• EXERCISE GOAL
Which lines below contain "profiles"? Copy every one of them.

---- PROVIDED RECORDS

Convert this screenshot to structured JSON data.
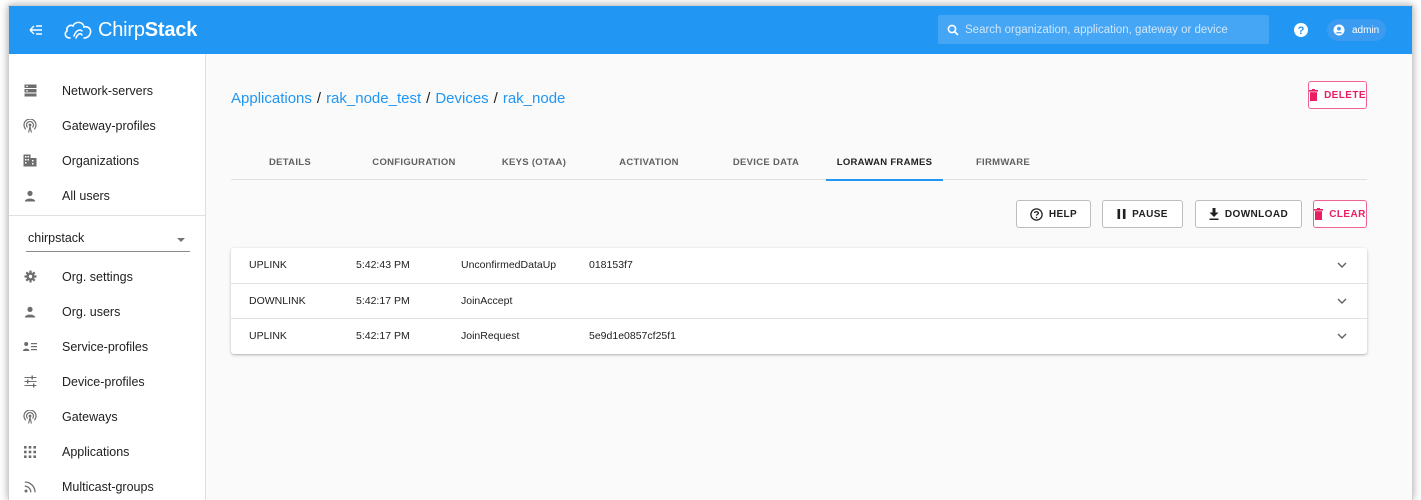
{
  "app": {
    "brand_light": "Chirp",
    "brand_bold": "Stack"
  },
  "colors": {
    "primary": "#2196f3",
    "danger": "#e91e63"
  },
  "search": {
    "placeholder": "Search organization, application, gateway or device",
    "icon": "search-icon"
  },
  "user": {
    "name": "admin",
    "icon": "account-circle-icon"
  },
  "sidebar": {
    "top_items": [
      {
        "label": "Network-servers",
        "icon": "server-icon"
      },
      {
        "label": "Gateway-profiles",
        "icon": "radio-tower-icon"
      },
      {
        "label": "Organizations",
        "icon": "domain-icon"
      },
      {
        "label": "All users",
        "icon": "user-icon"
      }
    ],
    "org_selector": {
      "value": "chirpstack"
    },
    "org_items": [
      {
        "label": "Org. settings",
        "icon": "gear-icon"
      },
      {
        "label": "Org. users",
        "icon": "user-icon"
      },
      {
        "label": "Service-profiles",
        "icon": "account-details-icon"
      },
      {
        "label": "Device-profiles",
        "icon": "tune-icon"
      },
      {
        "label": "Gateways",
        "icon": "radio-tower-icon"
      },
      {
        "label": "Applications",
        "icon": "apps-grid-icon"
      },
      {
        "label": "Multicast-groups",
        "icon": "rss-icon"
      }
    ]
  },
  "breadcrumb": {
    "items": [
      "Applications",
      "rak_node_test",
      "Devices",
      "rak_node"
    ],
    "separator": "/"
  },
  "actions": {
    "delete": "DELETE",
    "help": "HELP",
    "pause": "PAUSE",
    "download": "DOWNLOAD",
    "clear": "CLEAR"
  },
  "tabs": [
    {
      "label": "DETAILS"
    },
    {
      "label": "CONFIGURATION"
    },
    {
      "label": "KEYS (OTAA)"
    },
    {
      "label": "ACTIVATION"
    },
    {
      "label": "DEVICE DATA"
    },
    {
      "label": "LORAWAN FRAMES",
      "active": true
    },
    {
      "label": "FIRMWARE"
    }
  ],
  "frames": [
    {
      "direction": "UPLINK",
      "time": "5:42:43 PM",
      "type": "UnconfirmedDataUp",
      "id": "018153f7"
    },
    {
      "direction": "DOWNLINK",
      "time": "5:42:17 PM",
      "type": "JoinAccept",
      "id": ""
    },
    {
      "direction": "UPLINK",
      "time": "5:42:17 PM",
      "type": "JoinRequest",
      "id": "5e9d1e0857cf25f1"
    }
  ]
}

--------

• SOLUTION FOR THIS TASK
        "label": "Gateway-profiles",
        "label": "Service-profiles",
        "label": "Device-profiles",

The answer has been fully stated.